Website and app data records:
........
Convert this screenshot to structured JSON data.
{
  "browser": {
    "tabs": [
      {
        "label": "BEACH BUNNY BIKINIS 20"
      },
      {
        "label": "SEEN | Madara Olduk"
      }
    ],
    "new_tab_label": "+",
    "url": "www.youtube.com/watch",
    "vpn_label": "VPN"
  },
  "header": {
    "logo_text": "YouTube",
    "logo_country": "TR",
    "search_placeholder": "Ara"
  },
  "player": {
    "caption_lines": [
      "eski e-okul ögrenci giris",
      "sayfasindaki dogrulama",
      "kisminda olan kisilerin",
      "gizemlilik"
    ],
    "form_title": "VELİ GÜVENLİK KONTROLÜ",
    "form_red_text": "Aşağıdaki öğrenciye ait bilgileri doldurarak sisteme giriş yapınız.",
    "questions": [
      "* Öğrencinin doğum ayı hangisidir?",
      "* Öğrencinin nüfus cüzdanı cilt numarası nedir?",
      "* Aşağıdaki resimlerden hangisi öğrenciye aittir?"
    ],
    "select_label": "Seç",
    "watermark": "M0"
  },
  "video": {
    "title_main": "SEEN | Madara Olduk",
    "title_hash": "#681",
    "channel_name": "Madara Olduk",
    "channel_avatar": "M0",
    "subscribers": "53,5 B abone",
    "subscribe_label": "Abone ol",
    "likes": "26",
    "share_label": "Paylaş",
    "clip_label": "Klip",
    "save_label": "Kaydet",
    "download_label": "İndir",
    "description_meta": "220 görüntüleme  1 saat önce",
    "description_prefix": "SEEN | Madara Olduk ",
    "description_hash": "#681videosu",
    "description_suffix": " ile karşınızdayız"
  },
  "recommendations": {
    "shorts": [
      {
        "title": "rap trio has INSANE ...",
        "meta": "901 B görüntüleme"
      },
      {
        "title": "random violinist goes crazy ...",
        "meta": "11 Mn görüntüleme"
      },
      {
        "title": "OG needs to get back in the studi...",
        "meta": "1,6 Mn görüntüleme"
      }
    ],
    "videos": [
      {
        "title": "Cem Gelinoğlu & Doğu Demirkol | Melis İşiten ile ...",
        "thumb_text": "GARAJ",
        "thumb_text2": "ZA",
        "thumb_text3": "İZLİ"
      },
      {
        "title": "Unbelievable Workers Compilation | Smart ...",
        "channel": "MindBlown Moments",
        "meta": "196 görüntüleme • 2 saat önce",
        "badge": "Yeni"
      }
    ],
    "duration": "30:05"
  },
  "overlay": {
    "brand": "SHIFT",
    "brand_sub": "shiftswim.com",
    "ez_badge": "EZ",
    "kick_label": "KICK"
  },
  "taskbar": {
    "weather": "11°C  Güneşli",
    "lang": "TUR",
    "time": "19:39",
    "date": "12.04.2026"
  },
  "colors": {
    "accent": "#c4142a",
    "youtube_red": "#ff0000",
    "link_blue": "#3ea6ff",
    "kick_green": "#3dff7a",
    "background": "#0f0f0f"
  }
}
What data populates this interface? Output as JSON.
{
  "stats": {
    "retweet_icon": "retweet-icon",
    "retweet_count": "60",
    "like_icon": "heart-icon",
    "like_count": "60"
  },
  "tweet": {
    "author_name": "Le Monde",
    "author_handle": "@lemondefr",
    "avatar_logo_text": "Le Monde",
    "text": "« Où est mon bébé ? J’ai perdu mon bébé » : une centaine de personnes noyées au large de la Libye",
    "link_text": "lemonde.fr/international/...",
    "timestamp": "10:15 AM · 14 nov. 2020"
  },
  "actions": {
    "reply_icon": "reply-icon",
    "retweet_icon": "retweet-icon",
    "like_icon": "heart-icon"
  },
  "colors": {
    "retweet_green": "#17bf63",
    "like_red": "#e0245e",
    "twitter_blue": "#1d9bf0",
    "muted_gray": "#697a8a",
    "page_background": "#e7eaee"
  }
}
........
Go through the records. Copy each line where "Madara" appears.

ANSWER FOR THIS EXERCISE:
        "label": "SEEN | Madara Olduk"
    "title_main": "SEEN | Madara Olduk",
    "channel_name": "Madara Olduk",
    "description_prefix": "SEEN | Madara Olduk ",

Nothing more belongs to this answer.